Today we’d like to introduce you to Rebekkah Drake.
Hi Rebekkah, please kick things off for us with an introduction to yourself and your story.
I grew up in the flat-lands, rolling prairies & suburbs surrounding Kansas City, Missouri. When I was fifteen, my dad gave me my first camera, a vintage 35mm. I immediately fell in love! I spent my teens shooting black and white film and developing it myself in the local darkroom. Learning to print my own photos felt like real-life magic, watching images appear from nothing!
I pretty quickly realized that making art was what I wanted to do with my life, so it was clear that I needed to be surrounded by more art and more artists, which for me, meant leaving the Midwest. I felt like my choices were either NYC or LA, and I wasn’t all that fond of the cold, so I packed up my little Mustang convertible and headed West. That was 20 years ago, and I’ve been here making art in this magical city ever since.
I arrived in LA when I was 19, bright-eyed and happy to be in a bigger city, ready to see where the wind would take me. I did whatever I could do to pay for rent, rolls of film, and to be able to go to shows with my friends. I waitressed, taught art classes, nannied, and more. In my time off, I took film and photography classes and in the evenings, I would go out and see music all over town with my 35mm camera by my side. Eventually, a friend’s band invited me to go on tour with them. By the end of that trip, I realized that I’d become a freelance photographer. My first paying clients were musician friends, paying me a little cash and a few tacos. I mean, who can turn down a free taco? In the beginning, I essentially said yes to any paying photo job I could get, and it turns out saying yes to everything is a great way to learn which jobs really aren’t for you!
I still primarily shot film for many years, but as digital cameras continued to improve, making the switch became the obvious choice. Collaborating with musicians, writers, actors, celebrities and other creative folk of all kinds has very much shaped how I approach my work. I love helping my clients and collaborators feel safe and cared for so we can explore, play, and make wonderful and weird things together.
Would you say it’s been a smooth road, and if not what are some of the biggest challenges you’ve faced along the way?
The commercial photography world has historically favored male directors and photographers. I have moments where that has made me want to give up, but I can see the tide starting to turn. Girl Gaze is one organization that I’ve been so thankful for over the years. They’ve worked hard to lift women up & they continue to build a platform for better representation. That said, we still have a long way to go in the fight for equality in the photography & film industry.
The biggest challenge in my personal life has been navigating so much heartbreak and grief.
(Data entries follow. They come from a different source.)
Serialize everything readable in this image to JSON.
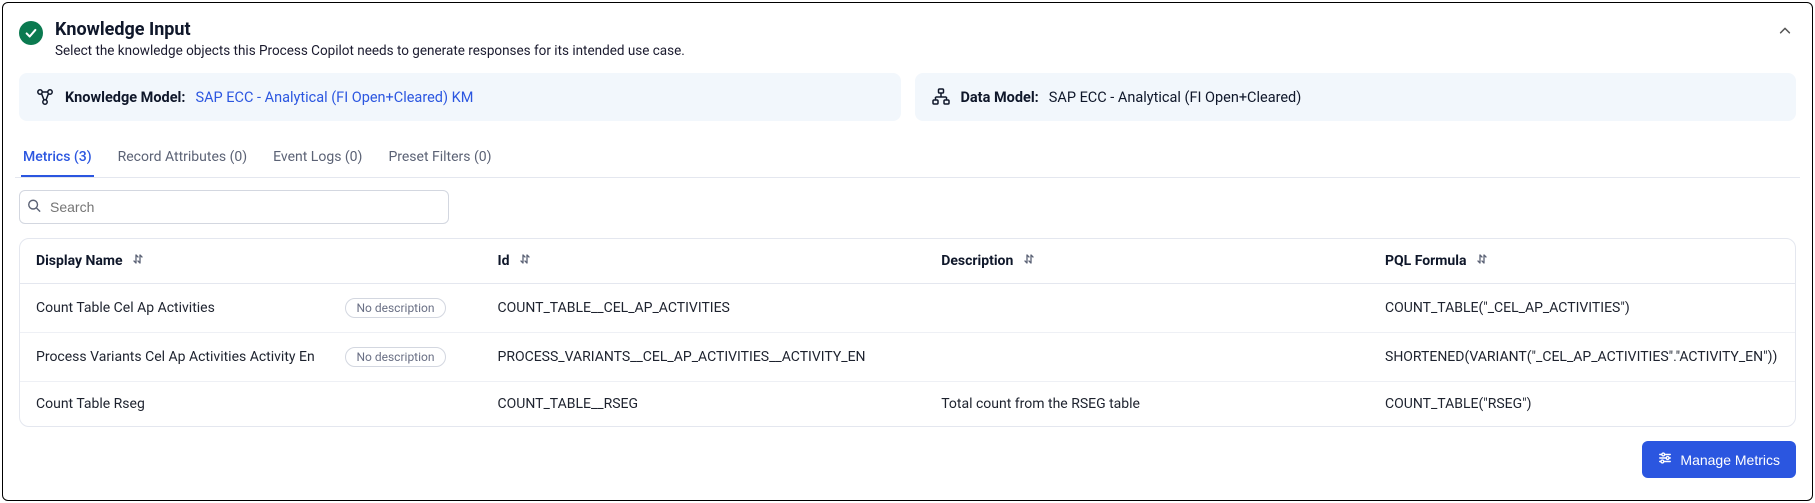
{
  "header": {
    "title": "Knowledge Input",
    "subtitle": "Select the knowledge objects this Process Copilot needs to generate responses for its intended use case."
  },
  "models": {
    "knowledge_label": "Knowledge Model:",
    "knowledge_value": "SAP ECC - Analytical (FI Open+Cleared) KM",
    "data_label": "Data Model:",
    "data_value": "SAP ECC - Analytical (FI Open+Cleared)"
  },
  "tabs": [
    {
      "label": "Metrics (3)",
      "active": true
    },
    {
      "label": "Record Attributes (0)",
      "active": false
    },
    {
      "label": "Event Logs (0)",
      "active": false
    },
    {
      "label": "Preset Filters (0)",
      "active": false
    }
  ],
  "search": {
    "placeholder": "Search"
  },
  "table": {
    "headers": {
      "name": "Display Name",
      "id": "Id",
      "desc": "Description",
      "pql": "PQL Formula"
    },
    "no_description_badge": "No description",
    "rows": [
      {
        "name": "Count Table Cel Ap Activities",
        "no_desc": true,
        "id": "COUNT_TABLE__CEL_AP_ACTIVITIES",
        "desc": "",
        "pql": "COUNT_TABLE(\"_CEL_AP_ACTIVITIES\")"
      },
      {
        "name": "Process Variants Cel Ap Activities Activity En",
        "no_desc": true,
        "id": "PROCESS_VARIANTS__CEL_AP_ACTIVITIES__ACTIVITY_EN",
        "desc": "",
        "pql": "SHORTENED(VARIANT(\"_CEL_AP_ACTIVITIES\".\"ACTIVITY_EN\"))"
      },
      {
        "name": "Count Table Rseg",
        "no_desc": false,
        "id": "COUNT_TABLE__RSEG",
        "desc": "Total count from the RSEG table",
        "pql": "COUNT_TABLE(\"RSEG\")"
      }
    ]
  },
  "footer": {
    "manage_label": "Manage Metrics"
  }
}
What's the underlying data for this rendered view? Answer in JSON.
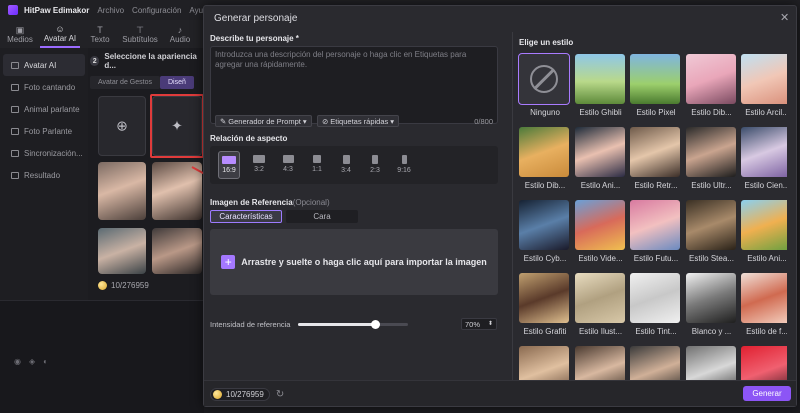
{
  "app": {
    "name": "HitPaw Edimakor",
    "menu": [
      "Archivo",
      "Configuración",
      "Ayuda"
    ]
  },
  "toolbar": [
    {
      "label": "Medios",
      "icon": "media-icon"
    },
    {
      "label": "Avatar AI",
      "icon": "avatar-icon"
    },
    {
      "label": "Texto",
      "icon": "text-icon"
    },
    {
      "label": "Subtítulos",
      "icon": "subtitles-icon"
    },
    {
      "label": "Audio",
      "icon": "audio-icon"
    }
  ],
  "leftnav": [
    {
      "label": "Avatar AI",
      "active": true
    },
    {
      "label": "Foto cantando"
    },
    {
      "label": "Animal parlante"
    },
    {
      "label": "Foto Parlante"
    },
    {
      "label": "Sincronización..."
    },
    {
      "label": "Resultado"
    }
  ],
  "avatar_panel": {
    "step": "2",
    "heading": "Seleccione la apariencia d...",
    "tabs": [
      "Avatar de Gestos",
      "Diseñ"
    ]
  },
  "background_credits": "10/276959",
  "modal": {
    "title": "Generar personaje",
    "description": {
      "label": "Describe tu personaje *",
      "placeholder": "Introduzca una descripción del personaje o haga clic en Etiquetas para agregar una rápidamente.",
      "counter": "0/800",
      "prompt_generator": "Generador de Prompt",
      "quick_tags": "Etiquetas rápidas"
    },
    "aspect": {
      "label": "Relación de aspecto",
      "options": [
        "16:9",
        "3:2",
        "4:3",
        "1:1",
        "3:4",
        "2:3",
        "9:16"
      ],
      "selected": "16:9"
    },
    "reference": {
      "label": "Imagen de Referencia",
      "optional": "(Opcional)",
      "tabs": [
        "Características",
        "Cara"
      ],
      "dropzone": "Arrastre y suelte o haga clic aquí para importar la imagen",
      "intensity_label": "Intensidad de referencia",
      "intensity_value": "70%",
      "intensity": 0.7
    },
    "styles": {
      "title": "Elige un estilo",
      "items": [
        "Ninguno",
        "Estilo Ghibli",
        "Estilo Pixel",
        "Estilo Dib...",
        "Estilo Arcil...",
        "Estilo Dib...",
        "Estilo Ani...",
        "Estilo Retr...",
        "Estilo Ultr...",
        "Estilo Cien...",
        "Estilo Cyb...",
        "Estilo Vide...",
        "Estilo Futu...",
        "Estilo Stea...",
        "Estilo Ani...",
        "Estilo Grafiti",
        "Estilo Ilust...",
        "Estilo Tint...",
        "Blanco y ...",
        "Estilo de f...",
        "",
        "",
        "",
        "",
        ""
      ],
      "selected": "Ninguno"
    },
    "footer": {
      "credits": "10/276959",
      "generate": "Generar"
    }
  }
}
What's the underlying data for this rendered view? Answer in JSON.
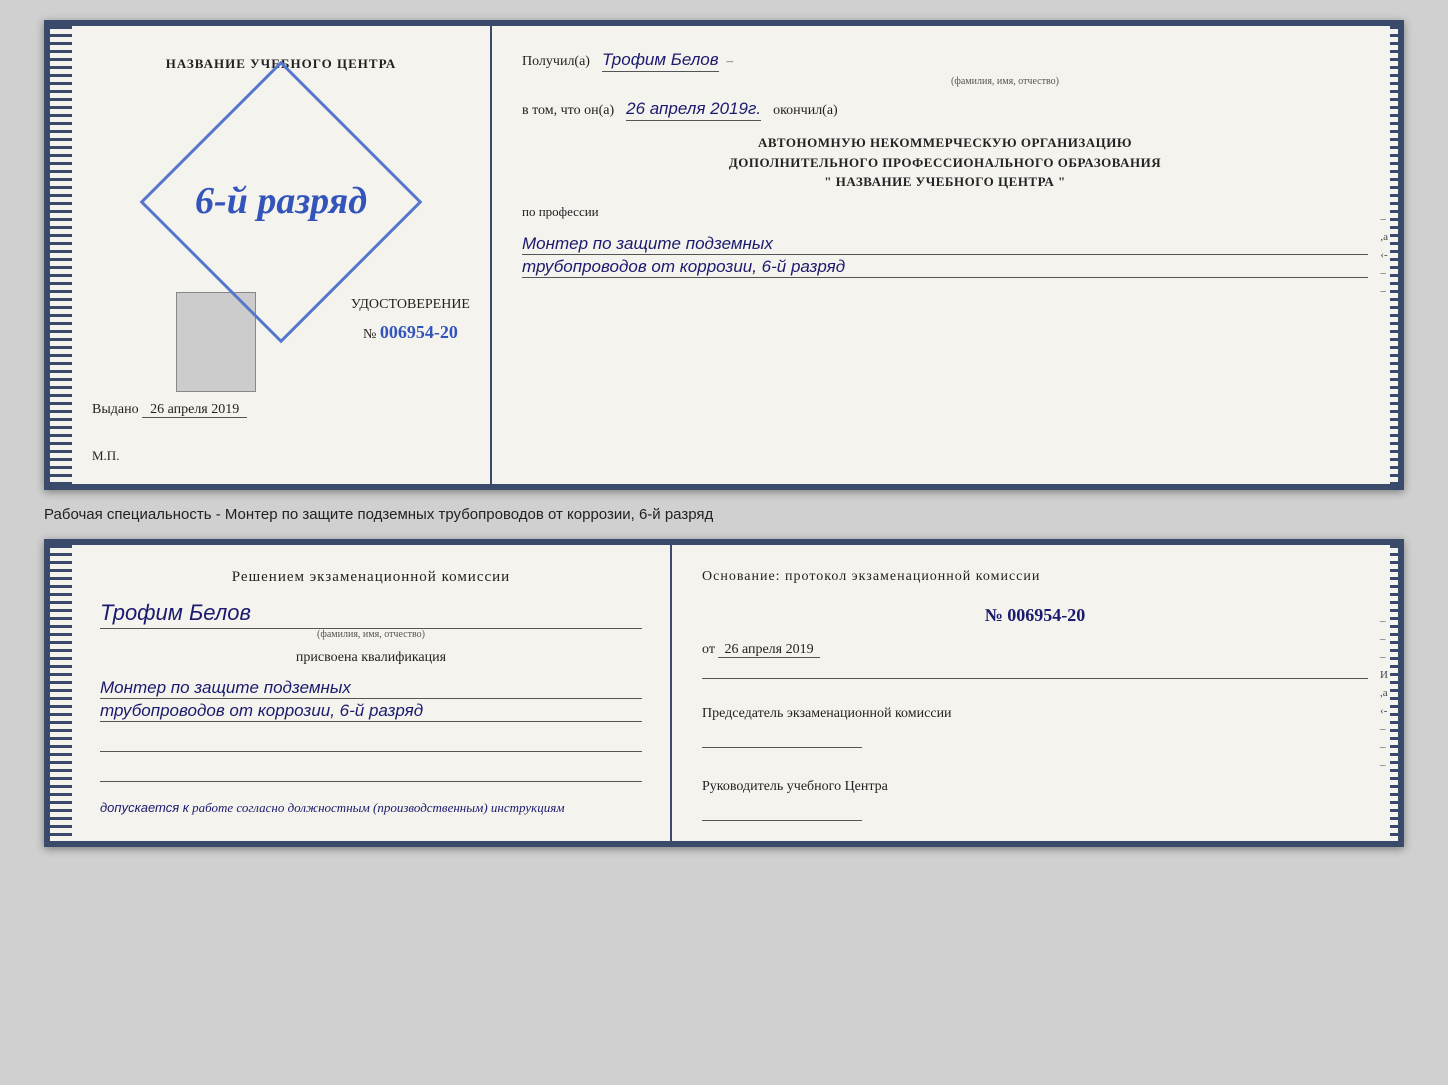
{
  "top_doc": {
    "left": {
      "title": "НАЗВАНИЕ УЧЕБНОГО ЦЕНТРА",
      "stamp_text": "6-й разряд",
      "cert_label": "УДОСТОВЕРЕНИЕ",
      "cert_number_prefix": "№",
      "cert_number": "006954-20",
      "photo_placeholder": "",
      "issued_prefix": "Выдано",
      "issued_date": "26 апреля 2019",
      "mp_label": "М.П."
    },
    "right": {
      "received_label": "Получил(а)",
      "recipient_name": "Трофим Белов",
      "recipient_name_subtitle": "(фамилия, имя, отчество)",
      "name_dash": "–",
      "in_that_label": "в том, что он(а)",
      "completion_date": "26 апреля 2019г.",
      "completion_suffix": "окончил(а)",
      "org_line1": "АВТОНОМНУЮ НЕКОММЕРЧЕСКУЮ ОРГАНИЗАЦИЮ",
      "org_line2": "ДОПОЛНИТЕЛЬНОГО ПРОФЕССИОНАЛЬНОГО ОБРАЗОВАНИЯ",
      "org_line3": "\" НАЗВАНИЕ УЧЕБНОГО ЦЕНТРА \"",
      "profession_label": "по профессии",
      "profession_line1": "Монтер по защите подземных",
      "profession_line2": "трубопроводов от коррозии, 6-й разряд"
    }
  },
  "middle": {
    "text": "Рабочая специальность - Монтер по защите подземных трубопроводов от коррозии, 6-й разряд"
  },
  "bottom_doc": {
    "left": {
      "decision_label": "Решением экзаменационной комиссии",
      "name": "Трофим Белов",
      "name_subtitle": "(фамилия, имя, отчество)",
      "assigned_label": "присвоена квалификация",
      "qual_line1": "Монтер по защите подземных",
      "qual_line2": "трубопроводов от коррозии, 6-й разряд",
      "admitted_prefix": "допускается к",
      "admitted_text": "работе согласно должностным (производственным) инструкциям"
    },
    "right": {
      "basis_label": "Основание: протокол экзаменационной комиссии",
      "number_prefix": "№",
      "number": "006954-20",
      "date_prefix": "от",
      "date": "26 апреля 2019",
      "chairman_label": "Председатель экзаменационной комиссии",
      "director_label": "Руководитель учебного Центра"
    }
  }
}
Over the course of a couple of years, my husband and I lost both of our dads, our uncles, a grandparent, and some of our sweet pet family. To top all of that off, we were trying to have a baby during that stretch of time and suffered the heartbreak of multiple miscarriages. For a while, it felt like the sadness was never ending, but I knew deep down that I needed to keep looking for the beauty and joy tha.
My dad was a huge inspiration to me, and we were super close. He traveled the world when he was young, before starting a family, shooting film photos. He shot a lot of up-close portraits of the beautiful lines of expression in people’s faces & the many landscapes he visited. He and I were always cloud gazers together, and as a way to make something out of my grief, I started a series called “A Study of the Clouds.” I photographed images of the ever-changing canvas of clouds in the sky and also created my own colorful clouds with smoke bombs. I captured these photos all over the world, from the peaks and valleys of The Scottish Isles to the deep woods and lakes in the Ozarks of Missouri. This project gave me a way to process through some of the deep grief I was feeling while also honoring the magic of being alive. I feel like the clouds were my teachers, reminding me to keep finding lightness amidst the heaviness of heartbreak.
Thanks – so what else should our readers know about your work and what you’re currently focused on?
I am continuing to explore my creativity in lots of different ways. Right now, so many people are experiencing loss and grief because of the pandemic, and I think it’s more important than ever to continue to share kindness and vulnerability with each other. I believe art and beauty are essential in doing that. I strive to create a safe and compassionate space during my portrait sessions. I focus on gently holding the folks that come to me to feel seen and celebrated during huge transitional moments in their lives. During all the ups and downs, I try to guide my clients toward their most authentic and magical selves. I feel so lucky to get to work on such fun projects; book covers and album covers, high fashion shoots and personal portraits, all with such amazing people! I recently had the opportunity to direct some short films & music videos, which I look forward to sharing soon. I’m hopeful to continue to explore working with moving images.
Who else deserves credit in your story?
My family and friends have helped me so much, I wouldn’t be here without them. All the women artists that have gone before me and pathed the way to where I get to be today!
- Email: firstname.lastname@example.org
- Website: www.rebekkahdrake.com
- Instagram: @rebekkah_drake
All photos taken by me Rebekkah Drake